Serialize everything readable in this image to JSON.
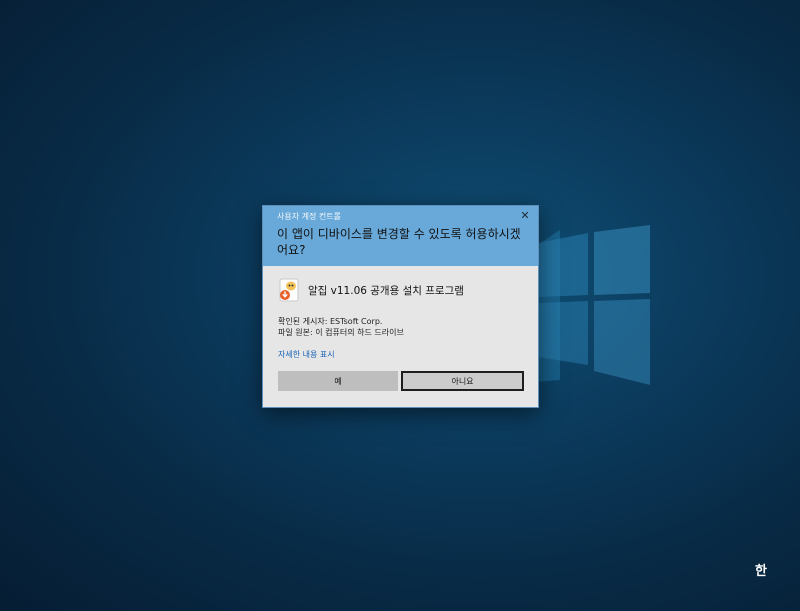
{
  "dialog": {
    "caption": "사용자 계정 컨트롤",
    "close_glyph": "✕",
    "question": "이 앱이 디바이스를 변경할 수 있도록 허용하시겠어요?",
    "app_name": "알집 v11.06 공개용 설치 프로그램",
    "publisher": "확인된 게시자: ESTsoft Corp.",
    "origin": "파일 원본: 이 컴퓨터의 하드 드라이브",
    "details_link": "자세한 내용 표시",
    "yes_label": "예",
    "no_label": "아니요",
    "header_color": "#68a9d9",
    "body_color": "#e6e6e6",
    "link_color": "#1a64b5"
  },
  "taskbar": {
    "ime_indicator": "한"
  },
  "icons": {
    "app": "alzip-installer-icon",
    "close": "close-icon",
    "background_logo": "windows-logo"
  }
}
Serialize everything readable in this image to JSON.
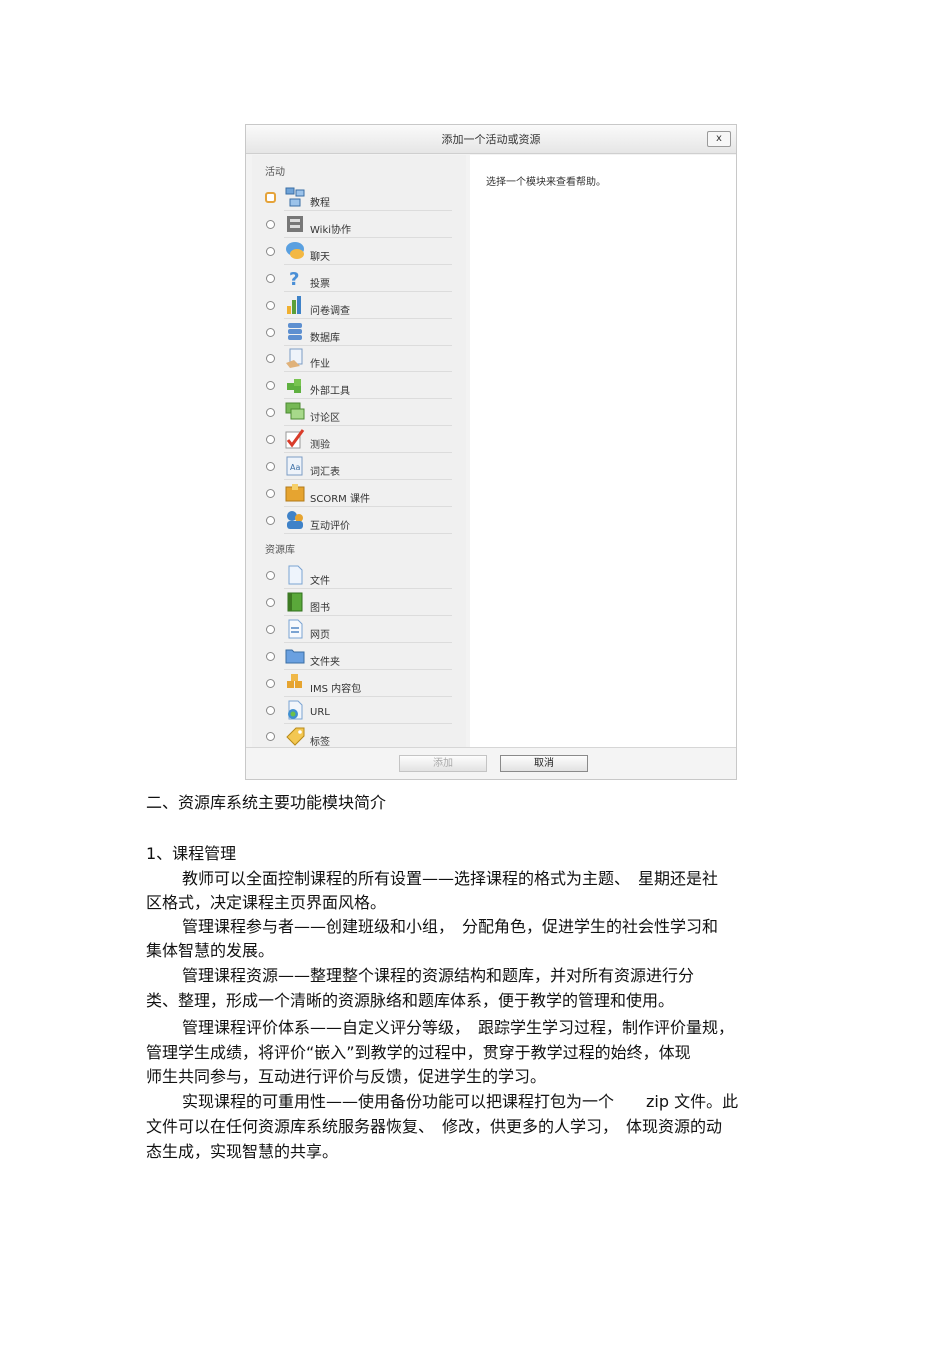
{
  "dialog": {
    "title": "添加一个活动或资源",
    "close_label": "x",
    "help_text": "选择一个模块来查看帮助。",
    "activities_heading": "活动",
    "activities": [
      {
        "label": "教程",
        "icon": "lesson-icon",
        "selected": true
      },
      {
        "label": "Wiki协作",
        "icon": "wiki-icon"
      },
      {
        "label": "聊天",
        "icon": "chat-icon"
      },
      {
        "label": "投票",
        "icon": "choice-icon"
      },
      {
        "label": "问卷调查",
        "icon": "survey-icon"
      },
      {
        "label": "数据库",
        "icon": "database-icon"
      },
      {
        "label": "作业",
        "icon": "assignment-icon"
      },
      {
        "label": "外部工具",
        "icon": "external-tool-icon"
      },
      {
        "label": "讨论区",
        "icon": "forum-icon"
      },
      {
        "label": "测验",
        "icon": "quiz-icon"
      },
      {
        "label": "词汇表",
        "icon": "glossary-icon"
      },
      {
        "label": "SCORM 课件",
        "icon": "scorm-icon"
      },
      {
        "label": "互动评价",
        "icon": "workshop-icon"
      }
    ],
    "resources_heading": "资源库",
    "resources": [
      {
        "label": "文件",
        "icon": "file-icon"
      },
      {
        "label": "图书",
        "icon": "book-icon"
      },
      {
        "label": "网页",
        "icon": "page-icon"
      },
      {
        "label": "文件夹",
        "icon": "folder-icon"
      },
      {
        "label": "IMS 内容包",
        "icon": "ims-package-icon"
      },
      {
        "label": "URL",
        "icon": "url-icon"
      },
      {
        "label": "标签",
        "icon": "label-icon"
      }
    ],
    "add_label": "添加",
    "cancel_label": "取消"
  },
  "document": {
    "section_heading": "二、资源库系统主要功能模块简介",
    "subheading": "1、课程管理",
    "lines": [
      "教师可以全面控制课程的所有设置——选择课程的格式为主题、　星期还是社",
      "区格式，决定课程主页界面风格。",
      "管理课程参与者——创建班级和小组，　分配角色，促进学生的社会性学习和",
      "集体智慧的发展。",
      "管理课程资源——整理整个课程的资源结构和题库，并对所有资源进行分",
      "类、整理，形成一个清晰的资源脉络和题库体系，便于教学的管理和使用。",
      "管理课程评价体系——自定义评分等级，　跟踪学生学习过程，制作评价量规，",
      "管理学生成绩，将评价“嵌入”到教学的过程中，贯穿于教学过程的始终，体现",
      "师生共同参与，互动进行评价与反馈，促进学生的学习。",
      "实现课程的可重用性——使用备份功能可以把课程打包为一个　　zip 文件。此",
      "文件可以在任何资源库系统服务器恢复、　修改，供更多的人学习，　体现资源的动",
      "态生成，实现智慧的共享。"
    ]
  }
}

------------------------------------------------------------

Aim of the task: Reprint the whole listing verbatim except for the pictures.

Response:
Serialize everything readable in this image to JSON.
{
  "dialog": {
    "caption": "사용자 계정 컨트롤",
    "close_glyph": "✕",
    "question": "이 앱이 디바이스를 변경할 수 있도록 허용하시겠어요?",
    "app_name": "알집 v11.06 공개용 설치 프로그램",
    "publisher": "확인된 게시자: ESTsoft Corp.",
    "origin": "파일 원본: 이 컴퓨터의 하드 드라이브",
    "details_link": "자세한 내용 표시",
    "yes_label": "예",
    "no_label": "아니요",
    "header_color": "#68a9d9",
    "body_color": "#e6e6e6",
    "link_color": "#1a64b5"
  },
  "taskbar": {
    "ime_indicator": "한"
  },
  "icons": {
    "app": "alzip-installer-icon",
    "close": "close-icon",
    "background_logo": "windows-logo"
  }
}
Serialize everything readable in this image to JSON.
{
  "dialog": {
    "title": "添加一个活动或资源",
    "close_label": "x",
    "help_text": "选择一个模块来查看帮助。",
    "activities_heading": "活动",
    "activities": [
      {
        "label": "教程",
        "icon": "lesson-icon",
        "selected": true
      },
      {
        "label": "Wiki协作",
        "icon": "wiki-icon"
      },
      {
        "label": "聊天",
        "icon": "chat-icon"
      },
      {
        "label": "投票",
        "icon": "choice-icon"
      },
      {
        "label": "问卷调查",
        "icon": "survey-icon"
      },
      {
        "label": "数据库",
        "icon": "database-icon"
      },
      {
        "label": "作业",
        "icon": "assignment-icon"
      },
      {
        "label": "外部工具",
        "icon": "external-tool-icon"
      },
      {
        "label": "讨论区",
        "icon": "forum-icon"
      },
      {
        "label": "测验",
        "icon": "quiz-icon"
      },
      {
        "label": "词汇表",
        "icon": "glossary-icon"
      },
      {
        "label": "SCORM 课件",
        "icon": "scorm-icon"
      },
      {
        "label": "互动评价",
        "icon": "workshop-icon"
      }
    ],
    "resources_heading": "资源库",
    "resources": [
      {
        "label": "文件",
        "icon": "file-icon"
      },
      {
        "label": "图书",
        "icon": "book-icon"
      },
      {
        "label": "网页",
        "icon": "page-icon"
      },
      {
        "label": "文件夹",
        "icon": "folder-icon"
      },
      {
        "label": "IMS 内容包",
        "icon": "ims-package-icon"
      },
      {
        "label": "URL",
        "icon": "url-icon"
      },
      {
        "label": "标签",
        "icon": "label-icon"
      }
    ],
    "add_label": "添加",
    "cancel_label": "取消"
  },
  "document": {
    "section_heading": "二、资源库系统主要功能模块简介",
    "subheading": "1、课程管理",
    "lines": [
      "教师可以全面控制课程的所有设置——选择课程的格式为主题、　星期还是社",
      "区格式，决定课程主页界面风格。",
      "管理课程参与者——创建班级和小组，　分配角色，促进学生的社会性学习和",
      "集体智慧的发展。",
      "管理课程资源——整理整个课程的资源结构和题库，并对所有资源进行分",
      "类、整理，形成一个清晰的资源脉络和题库体系，便于教学的管理和使用。",
      "管理课程评价体系——自定义评分等级，　跟踪学生学习过程，制作评价量规，",
      "管理学生成绩，将评价“嵌入”到教学的过程中，贯穿于教学过程的始终，体现",
      "师生共同参与，互动进行评价与反馈，促进学生的学习。",
      "实现课程的可重用性——使用备份功能可以把课程打包为一个　　zip 文件。此",
      "文件可以在任何资源库系统服务器恢复、　修改，供更多的人学习，　体现资源的动",
      "态生成，实现智慧的共享。"
    ]
  }
}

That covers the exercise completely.